Pizza and pasta (best to worst)
Armando al Pantheon (Pantheon)
This incredibly popular restaurant absolutely lived up to its reputation! Booking a week in advance is an absolute essential, which you can do on their website in English. The dishes were a mix of classic and modern Italian food, the quality of everything, including the service, was flawless. It wasn’t cheap, but could easily have charged more so I think it’s value. We booked it for our last night in Rome, which I’d highly recommend, as you won’t want to eat anywhere else afterwards. I’d also recommend trying their specials; you won’t find these dishes anywhere else in Rome.
Ba’Ghetto (Ghetto Embracio)
Terrible name, fantastic restaurant! In the heart of the Jewish quarter, you can find these 2 kosher restaurants (one for milk and one for meat). We ate at the milk one, where you can only order vegetarian or pescetarian dishes in accordance with kosher law. Jewish Romans have their own distinct dishes and flavours, often with middle-eastern influences such as tabouleh, and artichoke. Even though I’m specifically recommending this restaurant, the whole Jewish quarter is famous among local Romans of the quality of its restaurants, which still retain a relaxed and warm atmosphere, so try to make it here for at least one meal!
Ponte Vittorio (Across the river from Vatican City)
Avoid pricey restaurants by the Vatican, and choose this place! Just over the bridge from Castel Sant’angelo is this super authentic and casual pizzeria. Again, the pizzas were perfect Roman pizzas, but most delicious of all was the smugness of not falling into a Vatican tourist trap, and instead eating among the true Italians!
Angelino ai Fori dal 1947 (Colosseum)
Absolutely delicious pizza, and a great site to refuel after seeing the Colosseum. Staff were friendly, but this is a big place, full to the brim with tourists, which does take away from its charm.
This is a lovely restaurant, with a very understated view onto one of the lesser-known piazzas. Service was very friendly, and also attentive. And crucially, our pastas were perfect.
L’archetto (Trevi fountain)
Located in frighteningly narrow street (drivers in Rome are very brave) near the Trevi fountain is delicious restaurant. The pizzas were ‘the real deal’ – a perfectly classic example of a Roman pizza (probably the best I ate), and it was perfect for eating lunch outside under its shaded canopies.

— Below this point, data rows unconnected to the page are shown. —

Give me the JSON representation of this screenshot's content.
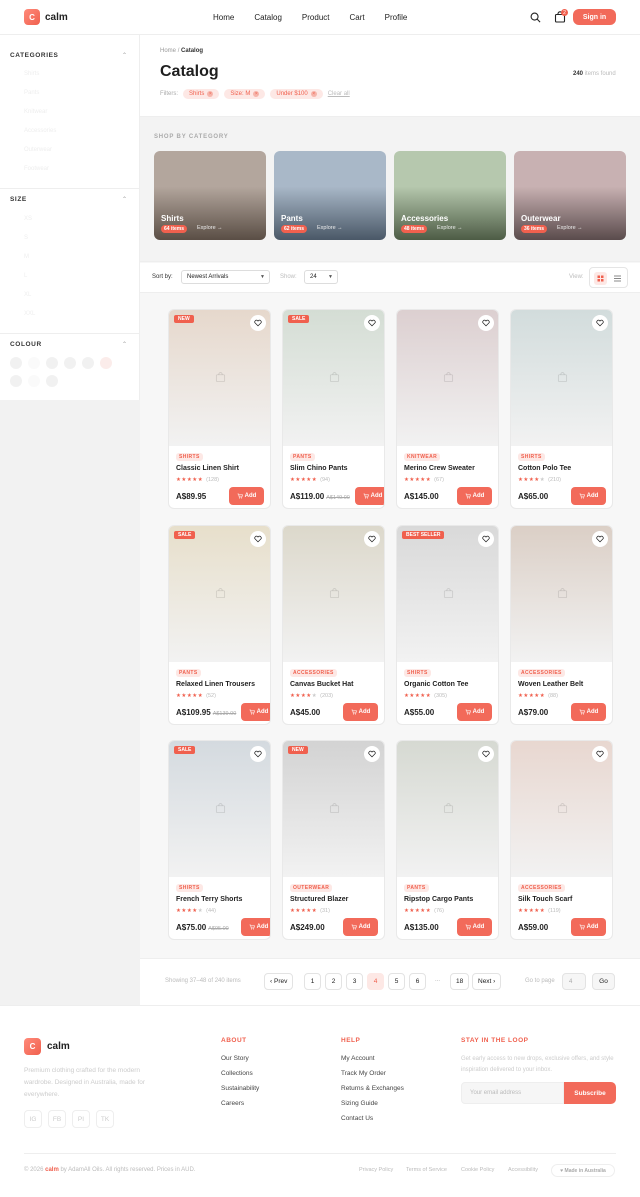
{
  "brand": {
    "name": "calm",
    "mark": "C"
  },
  "header": {
    "nav": [
      "Home",
      "Catalog",
      "Product",
      "Cart",
      "Profile"
    ],
    "cart_count": "2",
    "signin_label": "Sign in"
  },
  "sidebar": {
    "categories_title": "CATEGORIES",
    "category_items": [
      "Shirts",
      "Pants",
      "Knitwear",
      "Accessories",
      "Outerwear",
      "Footwear"
    ],
    "size_title": "SIZE",
    "size_items": [
      "XS",
      "S",
      "M",
      "L",
      "XL",
      "XXL"
    ],
    "colour_title": "COLOUR"
  },
  "breadcrumb": {
    "home": "Home",
    "sep": "/",
    "current": "Catalog"
  },
  "page": {
    "title": "Catalog",
    "count_num": "240",
    "count_text": " items found"
  },
  "filters": {
    "label": "Filters:",
    "chips": [
      "Shirts",
      "Size: M",
      "Under $100"
    ],
    "clear_label": "Clear all"
  },
  "shop_by": {
    "title": "SHOP BY CATEGORY",
    "cards": [
      {
        "name": "Shirts",
        "count": "64 items",
        "explore": "Explore →",
        "color_top": "#b3a69d",
        "color_bottom": "#5a4e45"
      },
      {
        "name": "Pants",
        "count": "62 items",
        "explore": "Explore →",
        "color_top": "#a9b8c8",
        "color_bottom": "#4a5867"
      },
      {
        "name": "Accessories",
        "count": "48 items",
        "explore": "Explore →",
        "color_top": "#b6c8ae",
        "color_bottom": "#4d5c45"
      },
      {
        "name": "Outerwear",
        "count": "36 items",
        "explore": "Explore →",
        "color_top": "#c8b1b2",
        "color_bottom": "#5a4b4c"
      }
    ]
  },
  "toolbar": {
    "sort_label": "Sort by:",
    "sort_value": "Newest Arrivals",
    "show_label": "Show:",
    "show_value": "24",
    "view_label": "View:"
  },
  "products": [
    {
      "badge": "NEW",
      "category": "SHIRTS",
      "name": "Classic Linen Shirt",
      "rating": 5,
      "reviews": "(128)",
      "price": "A$89.95",
      "old_price": "",
      "color": "#e6d8cc"
    },
    {
      "badge": "SALE",
      "category": "PANTS",
      "name": "Slim Chino Pants",
      "rating": 5,
      "reviews": "(94)",
      "price": "A$119.00",
      "old_price": "A$149.00",
      "color": "#d4ddd4"
    },
    {
      "badge": "",
      "category": "KNITWEAR",
      "name": "Merino Crew Sweater",
      "rating": 5,
      "reviews": "(67)",
      "price": "A$145.00",
      "old_price": "",
      "color": "#dccfd0"
    },
    {
      "badge": "",
      "category": "SHIRTS",
      "name": "Cotton Polo Tee",
      "rating": 4,
      "reviews": "(210)",
      "price": "A$65.00",
      "old_price": "",
      "color": "#d2dcdc"
    },
    {
      "badge": "SALE",
      "category": "PANTS",
      "name": "Relaxed Linen Trousers",
      "rating": 5,
      "reviews": "(52)",
      "price": "A$109.95",
      "old_price": "A$139.00",
      "color": "#e7dfcb"
    },
    {
      "badge": "",
      "category": "ACCESSORIES",
      "name": "Canvas Bucket Hat",
      "rating": 4,
      "reviews": "(203)",
      "price": "A$45.00",
      "old_price": "",
      "color": "#dcd8cb"
    },
    {
      "badge": "BEST SELLER",
      "category": "SHIRTS",
      "name": "Organic Cotton Tee",
      "rating": 5,
      "reviews": "(305)",
      "price": "A$55.00",
      "old_price": "",
      "color": "#d9d9d9"
    },
    {
      "badge": "",
      "category": "ACCESSORIES",
      "name": "Woven Leather Belt",
      "rating": 5,
      "reviews": "(88)",
      "price": "A$79.00",
      "old_price": "",
      "color": "#dbcfc6"
    },
    {
      "badge": "SALE",
      "category": "SHIRTS",
      "name": "French Terry Shorts",
      "rating": 4,
      "reviews": "(44)",
      "price": "A$75.00",
      "old_price": "A$95.00",
      "color": "#d4dadf"
    },
    {
      "badge": "NEW",
      "category": "OUTERWEAR",
      "name": "Structured Blazer",
      "rating": 5,
      "reviews": "(31)",
      "price": "A$249.00",
      "old_price": "",
      "color": "#d3d3d3"
    },
    {
      "badge": "",
      "category": "PANTS",
      "name": "Ripstop Cargo Pants",
      "rating": 5,
      "reviews": "(76)",
      "price": "A$135.00",
      "old_price": "",
      "color": "#d6d9d2"
    },
    {
      "badge": "",
      "category": "ACCESSORIES",
      "name": "Silk Touch Scarf",
      "rating": 5,
      "reviews": "(119)",
      "price": "A$59.00",
      "old_price": "",
      "color": "#e8d7d0"
    }
  ],
  "add_label": "Add",
  "pagination": {
    "info": "Showing 37–48 of 240 items",
    "prev": "Prev",
    "pages": [
      "1",
      "2",
      "3",
      "4",
      "5",
      "6"
    ],
    "active": "4",
    "dots": "...",
    "last": "18",
    "next": "Next",
    "goto_label": "Go to page",
    "goto_value": "4",
    "go_label": "Go"
  },
  "footer": {
    "desc": "Premium clothing crafted for the modern wardrobe. Designed in Australia, made for everywhere.",
    "social": [
      "IG",
      "FB",
      "PI",
      "TK"
    ],
    "about_title": "ABOUT",
    "about_links": [
      "Our Story",
      "Collections",
      "Sustainability",
      "Careers"
    ],
    "help_title": "HELP",
    "help_links": [
      "My Account",
      "Track My Order",
      "Returns & Exchanges",
      "Sizing Guide",
      "Contact Us"
    ],
    "news_title": "STAY IN THE LOOP",
    "news_text": "Get early access to new drops, exclusive offers, and style inspiration delivered to your inbox.",
    "email_placeholder": "Your email address",
    "subscribe_label": "Subscribe",
    "copy_pre": "© 2026 ",
    "copy_post": " by AdamAll Oils. All rights reserved. Prices in AUD.",
    "legal": [
      "Privacy Policy",
      "Terms of Service",
      "Cookie Policy",
      "Accessibility"
    ],
    "made_in": "♥ Made in Australia"
  },
  "colors": {
    "accent": "#f26a5a",
    "accent_soft": "#fde8e5"
  }
}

Service was sadly very forgetful (RIP melanzane parmigiane which never came).
Ciro & Ciro (Pantheon)
This restaurant is how you picture Rome: set in a sweet little piazza, terracotta-coloured buildings with ivy, and a wonderful opera singer and classical guitarist. To be honest, the food was good (maybe not explosively so), but definitely the best for atmosphere!
Ristorante Brunello (Hadrian’s Temple)
Our first meal in Rome, a fantastic introduction to Roman food. My cacio e pepe was simple but delicious, and the bruschetta was generously topped. Service was friendly and prompt, and the overall atmosphere was relaxed.
Il Grifone (Piazza Navona)
Piazza Navona has many similar restaurants, but my choice to eat at this particular one was polarising. It was the smallest (in my head, that means cutest), and the service was fine, it was just the food that divided opinion. My bucatini was one of the best dishes I ate all holiday, however, the carbonara was tasteless and the spaghetti was slightly over-cooked. So if you’re not having bucatini, perhaps try one of Piazza Navona’s many other restaurants?
Taverna Antonina (Pantheon)
The food was absolutely fine, but I’ve never had such rude service in my life. We were mocked for our choices, they forgot most of what we ordered, they chucked the food down in front of us with a heavy thud, and after main course they hid from us so we couldn’t ask for a bill or a coffee. I hate to blacklist but I sincerely suggest you choose somewhere else.
These places are in no order…they were all delicious!
Venchi (Pantheon) (slightly pricier and fewer flavours)
Figidarium (Piazza Navona)
Buccianti’s (Pantheon) (Here we also had connoli which they fill to order yay!)
other food pics!